The key idea here is to sacrifice the rook to get a queen and transpose into an easy queen vs rook endgame. White must prevent Black’s king from imprisoning the king in the corner at all cost lest the game is drawn (that’s also why the Black king needs to be at least four files away from the action in order for White to win). If Black moves Kd7 instead of Kd6, the win is even easier: 1. Rb8 Ra2 2. Kb7 Rb2+ 3. Ka6 Ra2+ 4. Kb6 Rb2+ 5. Kc5! and the marches down the b/c file until he reaches the rook. Source: Jeremy Silman’s Complete Endgame Course.
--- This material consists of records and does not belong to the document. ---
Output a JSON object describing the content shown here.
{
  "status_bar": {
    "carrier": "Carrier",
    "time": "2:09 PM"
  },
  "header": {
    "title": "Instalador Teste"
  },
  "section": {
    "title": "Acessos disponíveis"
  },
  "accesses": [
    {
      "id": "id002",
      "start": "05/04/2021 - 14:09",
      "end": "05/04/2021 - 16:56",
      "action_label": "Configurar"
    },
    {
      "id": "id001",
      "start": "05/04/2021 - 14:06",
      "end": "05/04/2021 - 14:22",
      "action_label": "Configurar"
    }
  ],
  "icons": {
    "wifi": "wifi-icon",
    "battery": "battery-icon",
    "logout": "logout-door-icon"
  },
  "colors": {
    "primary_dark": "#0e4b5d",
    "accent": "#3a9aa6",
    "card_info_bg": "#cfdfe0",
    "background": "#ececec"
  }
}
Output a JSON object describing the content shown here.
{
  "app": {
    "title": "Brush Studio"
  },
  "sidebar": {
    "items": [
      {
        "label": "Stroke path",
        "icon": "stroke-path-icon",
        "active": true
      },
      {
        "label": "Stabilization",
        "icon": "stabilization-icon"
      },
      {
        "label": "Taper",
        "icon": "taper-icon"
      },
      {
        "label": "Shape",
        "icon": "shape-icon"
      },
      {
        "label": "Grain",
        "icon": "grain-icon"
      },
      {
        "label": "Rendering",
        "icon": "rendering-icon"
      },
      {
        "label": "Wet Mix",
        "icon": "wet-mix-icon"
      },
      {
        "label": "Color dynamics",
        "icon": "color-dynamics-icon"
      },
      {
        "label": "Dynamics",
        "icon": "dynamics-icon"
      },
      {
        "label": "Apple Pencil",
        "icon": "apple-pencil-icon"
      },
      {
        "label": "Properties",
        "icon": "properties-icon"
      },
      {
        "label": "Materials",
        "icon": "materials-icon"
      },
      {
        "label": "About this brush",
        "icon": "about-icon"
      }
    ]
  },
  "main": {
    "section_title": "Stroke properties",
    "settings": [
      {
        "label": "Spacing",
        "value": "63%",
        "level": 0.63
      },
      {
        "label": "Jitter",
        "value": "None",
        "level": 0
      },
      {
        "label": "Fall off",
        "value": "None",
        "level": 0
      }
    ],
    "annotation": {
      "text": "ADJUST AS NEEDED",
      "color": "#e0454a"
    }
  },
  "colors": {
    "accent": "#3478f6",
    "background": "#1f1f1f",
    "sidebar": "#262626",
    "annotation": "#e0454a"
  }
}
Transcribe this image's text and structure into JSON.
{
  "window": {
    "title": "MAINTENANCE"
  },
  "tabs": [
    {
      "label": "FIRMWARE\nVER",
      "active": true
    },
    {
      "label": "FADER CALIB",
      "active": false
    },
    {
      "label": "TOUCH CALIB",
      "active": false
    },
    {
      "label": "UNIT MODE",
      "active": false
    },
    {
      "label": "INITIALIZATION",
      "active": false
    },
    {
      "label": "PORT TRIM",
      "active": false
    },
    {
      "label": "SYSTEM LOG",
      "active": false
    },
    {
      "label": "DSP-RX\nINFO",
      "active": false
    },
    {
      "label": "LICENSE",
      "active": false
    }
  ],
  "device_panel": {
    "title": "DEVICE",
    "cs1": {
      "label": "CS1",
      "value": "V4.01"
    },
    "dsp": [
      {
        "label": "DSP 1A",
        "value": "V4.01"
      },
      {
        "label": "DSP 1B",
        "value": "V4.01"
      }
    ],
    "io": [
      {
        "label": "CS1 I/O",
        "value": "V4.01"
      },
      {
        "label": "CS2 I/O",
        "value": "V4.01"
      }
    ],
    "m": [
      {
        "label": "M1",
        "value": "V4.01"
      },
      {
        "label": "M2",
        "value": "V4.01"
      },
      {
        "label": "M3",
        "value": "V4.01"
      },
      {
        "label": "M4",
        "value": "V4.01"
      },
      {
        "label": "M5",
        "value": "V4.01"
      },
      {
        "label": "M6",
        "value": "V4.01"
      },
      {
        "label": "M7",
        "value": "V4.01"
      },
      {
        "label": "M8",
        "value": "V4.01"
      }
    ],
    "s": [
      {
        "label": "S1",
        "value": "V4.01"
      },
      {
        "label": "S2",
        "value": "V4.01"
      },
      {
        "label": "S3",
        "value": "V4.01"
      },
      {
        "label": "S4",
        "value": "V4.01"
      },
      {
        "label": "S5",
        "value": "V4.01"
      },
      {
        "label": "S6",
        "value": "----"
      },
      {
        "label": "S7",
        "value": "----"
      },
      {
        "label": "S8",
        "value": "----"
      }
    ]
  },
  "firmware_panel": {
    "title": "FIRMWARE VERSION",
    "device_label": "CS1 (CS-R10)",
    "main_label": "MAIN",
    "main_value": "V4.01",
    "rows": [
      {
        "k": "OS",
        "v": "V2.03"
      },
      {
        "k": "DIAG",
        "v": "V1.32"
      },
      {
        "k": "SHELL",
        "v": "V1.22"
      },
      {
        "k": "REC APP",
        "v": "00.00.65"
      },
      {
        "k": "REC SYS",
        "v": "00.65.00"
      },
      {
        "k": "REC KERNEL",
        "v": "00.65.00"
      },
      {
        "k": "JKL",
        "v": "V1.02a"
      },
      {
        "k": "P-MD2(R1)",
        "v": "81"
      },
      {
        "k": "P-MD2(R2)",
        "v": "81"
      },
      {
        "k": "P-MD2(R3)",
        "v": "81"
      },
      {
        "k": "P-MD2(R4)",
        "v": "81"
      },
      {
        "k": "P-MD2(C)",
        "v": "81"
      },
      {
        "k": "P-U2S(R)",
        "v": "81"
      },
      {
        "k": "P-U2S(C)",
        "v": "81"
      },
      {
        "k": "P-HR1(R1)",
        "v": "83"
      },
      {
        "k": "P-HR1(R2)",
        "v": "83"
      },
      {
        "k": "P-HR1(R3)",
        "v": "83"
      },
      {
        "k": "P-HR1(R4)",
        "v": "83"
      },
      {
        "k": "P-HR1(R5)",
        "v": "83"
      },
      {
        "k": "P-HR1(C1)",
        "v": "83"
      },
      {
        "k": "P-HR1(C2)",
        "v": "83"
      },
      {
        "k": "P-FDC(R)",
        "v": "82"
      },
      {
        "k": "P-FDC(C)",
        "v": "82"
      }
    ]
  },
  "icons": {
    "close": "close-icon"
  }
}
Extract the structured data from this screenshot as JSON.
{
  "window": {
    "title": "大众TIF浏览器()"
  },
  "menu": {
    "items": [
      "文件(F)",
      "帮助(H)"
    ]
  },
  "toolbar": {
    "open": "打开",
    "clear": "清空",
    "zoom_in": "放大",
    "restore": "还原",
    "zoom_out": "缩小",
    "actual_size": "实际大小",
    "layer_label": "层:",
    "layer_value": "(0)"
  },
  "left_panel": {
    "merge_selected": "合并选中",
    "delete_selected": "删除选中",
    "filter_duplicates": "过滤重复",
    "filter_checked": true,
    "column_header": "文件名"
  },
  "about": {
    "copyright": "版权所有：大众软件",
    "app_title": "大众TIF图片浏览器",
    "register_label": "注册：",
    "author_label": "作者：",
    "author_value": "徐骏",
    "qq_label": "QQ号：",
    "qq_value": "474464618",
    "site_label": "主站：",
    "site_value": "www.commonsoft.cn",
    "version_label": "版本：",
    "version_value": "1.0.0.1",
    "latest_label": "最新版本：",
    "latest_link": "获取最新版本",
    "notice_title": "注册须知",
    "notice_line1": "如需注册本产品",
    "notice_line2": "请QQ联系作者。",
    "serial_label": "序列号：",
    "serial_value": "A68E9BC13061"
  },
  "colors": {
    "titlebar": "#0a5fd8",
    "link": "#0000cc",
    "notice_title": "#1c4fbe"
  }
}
Note that if White’s rook could access b7 with check (if it was on h1 instead of e1, for example), White’s road to victory would be much more straight-forward, e.g. 1. Rh7+ Ke6 2. Rb7 and there’s nothing Black can do to prevent Kb8 and a8Q except to delay it with a couple of checks by playing Rh2 followed by Rh8+. The reason why the position of White’s rook at e1 requires the more elaborate ploy of the rook-sacrifice is because if he tries something else, say, 1. Rh1, Black can approach with his king, 1. … Ke6 and after 2. Rh7 Kd6! 3. Rb7, Black has 3. … Rh2! and it’s a draw because the White king can’t move (4. Kb8?? Rh8#) and rook moves lead to nothing (4. Ra2 Kc6 5. Rb3 Rh8+ 6. Rb8 Rh3 etc.).